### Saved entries
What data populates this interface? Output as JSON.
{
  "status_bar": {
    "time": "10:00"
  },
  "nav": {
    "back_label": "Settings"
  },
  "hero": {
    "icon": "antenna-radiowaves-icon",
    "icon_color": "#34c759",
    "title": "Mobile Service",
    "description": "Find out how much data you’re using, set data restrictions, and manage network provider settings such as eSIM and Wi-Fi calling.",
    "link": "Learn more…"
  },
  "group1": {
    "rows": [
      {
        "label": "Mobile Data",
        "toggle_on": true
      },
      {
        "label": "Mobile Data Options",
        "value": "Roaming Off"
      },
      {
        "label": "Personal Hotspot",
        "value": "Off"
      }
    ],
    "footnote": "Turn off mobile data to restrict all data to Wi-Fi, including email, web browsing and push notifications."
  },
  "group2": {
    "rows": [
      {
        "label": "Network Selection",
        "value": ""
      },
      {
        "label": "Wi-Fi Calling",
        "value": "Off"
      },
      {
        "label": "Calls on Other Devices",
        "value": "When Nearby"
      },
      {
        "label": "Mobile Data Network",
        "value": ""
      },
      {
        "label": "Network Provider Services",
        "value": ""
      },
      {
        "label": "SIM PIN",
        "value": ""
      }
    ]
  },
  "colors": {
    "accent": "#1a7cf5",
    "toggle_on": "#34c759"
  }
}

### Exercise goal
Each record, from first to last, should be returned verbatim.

### Solution below
What data populates this interface? Output as JSON.
{
  "status_bar": {
    "time": "10:00"
  },
  "nav": {
    "back_label": "Settings"
  },
  "hero": {
    "icon": "antenna-radiowaves-icon",
    "icon_color": "#34c759",
    "title": "Mobile Service",
    "description": "Find out how much data you’re using, set data restrictions, and manage network provider settings such as eSIM and Wi-Fi calling.",
    "link": "Learn more…"
  },
  "group1": {
    "rows": [
      {
        "label": "Mobile Data",
        "toggle_on": true
      },
      {
        "label": "Mobile Data Options",
        "value": "Roaming Off"
      },
      {
        "label": "Personal Hotspot",
        "value": "Off"
      }
    ],
    "footnote": "Turn off mobile data to restrict all data to Wi-Fi, including email, web browsing and push notifications."
  },
  "group2": {
    "rows": [
      {
        "label": "Network Selection",
        "value": ""
      },
      {
        "label": "Wi-Fi Calling",
        "value": "Off"
      },
      {
        "label": "Calls on Other Devices",
        "value": "When Nearby"
      },
      {
        "label": "Mobile Data Network",
        "value": ""
      },
      {
        "label": "Network Provider Services",
        "value": ""
      },
      {
        "label": "SIM PIN",
        "value": ""
      }
    ]
  },
  "colors": {
    "accent": "#1a7cf5",
    "toggle_on": "#34c759"
  }
}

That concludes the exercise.